### What the task requires
Output the listing exactly, leaving nothing out.
*** Task inputs ***
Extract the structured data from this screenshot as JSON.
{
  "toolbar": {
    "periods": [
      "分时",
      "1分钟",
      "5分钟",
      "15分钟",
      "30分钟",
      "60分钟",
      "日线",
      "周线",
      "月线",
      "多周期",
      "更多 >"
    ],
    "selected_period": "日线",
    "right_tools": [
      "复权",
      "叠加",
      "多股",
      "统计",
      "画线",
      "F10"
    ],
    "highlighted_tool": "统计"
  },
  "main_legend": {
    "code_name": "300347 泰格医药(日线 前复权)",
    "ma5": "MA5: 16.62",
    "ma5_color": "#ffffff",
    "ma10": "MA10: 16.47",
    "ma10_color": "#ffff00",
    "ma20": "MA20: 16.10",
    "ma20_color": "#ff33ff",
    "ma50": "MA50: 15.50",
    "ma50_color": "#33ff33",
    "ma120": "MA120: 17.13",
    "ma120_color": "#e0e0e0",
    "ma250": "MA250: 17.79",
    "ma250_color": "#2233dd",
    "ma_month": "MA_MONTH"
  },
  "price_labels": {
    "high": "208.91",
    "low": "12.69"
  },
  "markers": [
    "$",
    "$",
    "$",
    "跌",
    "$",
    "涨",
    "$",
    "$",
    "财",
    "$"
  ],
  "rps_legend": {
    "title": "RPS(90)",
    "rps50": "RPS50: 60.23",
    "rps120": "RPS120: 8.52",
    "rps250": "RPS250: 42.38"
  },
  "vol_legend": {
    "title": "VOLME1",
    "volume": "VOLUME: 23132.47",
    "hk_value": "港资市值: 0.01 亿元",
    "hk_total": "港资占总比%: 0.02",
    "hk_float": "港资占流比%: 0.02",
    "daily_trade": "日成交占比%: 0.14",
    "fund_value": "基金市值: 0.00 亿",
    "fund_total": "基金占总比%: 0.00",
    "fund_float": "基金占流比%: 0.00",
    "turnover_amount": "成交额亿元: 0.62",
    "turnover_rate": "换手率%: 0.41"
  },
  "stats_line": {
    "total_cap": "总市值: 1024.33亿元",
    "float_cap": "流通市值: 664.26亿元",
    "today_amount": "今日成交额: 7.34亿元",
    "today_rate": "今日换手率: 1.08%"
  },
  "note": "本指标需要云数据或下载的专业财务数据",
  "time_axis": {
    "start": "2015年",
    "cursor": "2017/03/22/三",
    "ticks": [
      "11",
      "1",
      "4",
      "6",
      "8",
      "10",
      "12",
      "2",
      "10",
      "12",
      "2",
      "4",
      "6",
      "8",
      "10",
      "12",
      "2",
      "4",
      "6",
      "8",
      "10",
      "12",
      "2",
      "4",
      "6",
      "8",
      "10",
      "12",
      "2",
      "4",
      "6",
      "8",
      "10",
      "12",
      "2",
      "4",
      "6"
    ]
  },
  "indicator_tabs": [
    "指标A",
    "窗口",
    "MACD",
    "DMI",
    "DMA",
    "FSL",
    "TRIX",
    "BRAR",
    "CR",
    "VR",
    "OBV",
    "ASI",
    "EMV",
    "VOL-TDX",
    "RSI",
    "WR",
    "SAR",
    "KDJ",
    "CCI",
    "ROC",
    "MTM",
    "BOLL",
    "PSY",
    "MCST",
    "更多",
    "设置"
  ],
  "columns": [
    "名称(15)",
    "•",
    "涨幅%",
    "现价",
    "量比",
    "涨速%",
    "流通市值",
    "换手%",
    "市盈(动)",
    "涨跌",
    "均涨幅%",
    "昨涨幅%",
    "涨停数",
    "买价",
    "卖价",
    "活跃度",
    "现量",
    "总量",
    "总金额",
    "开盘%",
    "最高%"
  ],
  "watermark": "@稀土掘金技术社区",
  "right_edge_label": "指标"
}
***
### Task answer
Extract the structured data from this screenshot as JSON.
{
  "toolbar": {
    "periods": [
      "分时",
      "1分钟",
      "5分钟",
      "15分钟",
      "30分钟",
      "60分钟",
      "日线",
      "周线",
      "月线",
      "多周期",
      "更多 >"
    ],
    "selected_period": "日线",
    "right_tools": [
      "复权",
      "叠加",
      "多股",
      "统计",
      "画线",
      "F10"
    ],
    "highlighted_tool": "统计"
  },
  "main_legend": {
    "code_name": "300347 泰格医药(日线 前复权)",
    "ma5": "MA5: 16.62",
    "ma5_color": "#ffffff",
    "ma10": "MA10: 16.47",
    "ma10_color": "#ffff00",
    "ma20": "MA20: 16.10",
    "ma20_color": "#ff33ff",
    "ma50": "MA50: 15.50",
    "ma50_color": "#33ff33",
    "ma120": "MA120: 17.13",
    "ma120_color": "#e0e0e0",
    "ma250": "MA250: 17.79",
    "ma250_color": "#2233dd",
    "ma_month": "MA_MONTH"
  },
  "price_labels": {
    "high": "208.91",
    "low": "12.69"
  },
  "markers": [
    "$",
    "$",
    "$",
    "跌",
    "$",
    "涨",
    "$",
    "$",
    "财",
    "$"
  ],
  "rps_legend": {
    "title": "RPS(90)",
    "rps50": "RPS50: 60.23",
    "rps120": "RPS120: 8.52",
    "rps250": "RPS250: 42.38"
  },
  "vol_legend": {
    "title": "VOLME1",
    "volume": "VOLUME: 23132.47",
    "hk_value": "港资市值: 0.01 亿元",
    "hk_total": "港资占总比%: 0.02",
    "hk_float": "港资占流比%: 0.02",
    "daily_trade": "日成交占比%: 0.14",
    "fund_value": "基金市值: 0.00 亿",
    "fund_total": "基金占总比%: 0.00",
    "fund_float": "基金占流比%: 0.00",
    "turnover_amount": "成交额亿元: 0.62",
    "turnover_rate": "换手率%: 0.41"
  },
  "stats_line": {
    "total_cap": "总市值: 1024.33亿元",
    "float_cap": "流通市值: 664.26亿元",
    "today_amount": "今日成交额: 7.34亿元",
    "today_rate": "今日换手率: 1.08%"
  },
  "note": "本指标需要云数据或下载的专业财务数据",
  "time_axis": {
    "start": "2015年",
    "cursor": "2017/03/22/三",
    "ticks": [
      "11",
      "1",
      "4",
      "6",
      "8",
      "10",
      "12",
      "2",
      "10",
      "12",
      "2",
      "4",
      "6",
      "8",
      "10",
      "12",
      "2",
      "4",
      "6",
      "8",
      "10",
      "12",
      "2",
      "4",
      "6",
      "8",
      "10",
      "12",
      "2",
      "4",
      "6",
      "8",
      "10",
      "12",
      "2",
      "4",
      "6"
    ]
  },
  "indicator_tabs": [
    "指标A",
    "窗口",
    "MACD",
    "DMI",
    "DMA",
    "FSL",
    "TRIX",
    "BRAR",
    "CR",
    "VR",
    "OBV",
    "ASI",
    "EMV",
    "VOL-TDX",
    "RSI",
    "WR",
    "SAR",
    "KDJ",
    "CCI",
    "ROC",
    "MTM",
    "BOLL",
    "PSY",
    "MCST",
    "更多",
    "设置"
  ],
  "columns": [
    "名称(15)",
    "•",
    "涨幅%",
    "现价",
    "量比",
    "涨速%",
    "流通市值",
    "换手%",
    "市盈(动)",
    "涨跌",
    "均涨幅%",
    "昨涨幅%",
    "涨停数",
    "买价",
    "卖价",
    "活跃度",
    "现量",
    "总量",
    "总金额",
    "开盘%",
    "最高%"
  ],
  "watermark": "@稀土掘金技术社区",
  "right_edge_label": "指标"
}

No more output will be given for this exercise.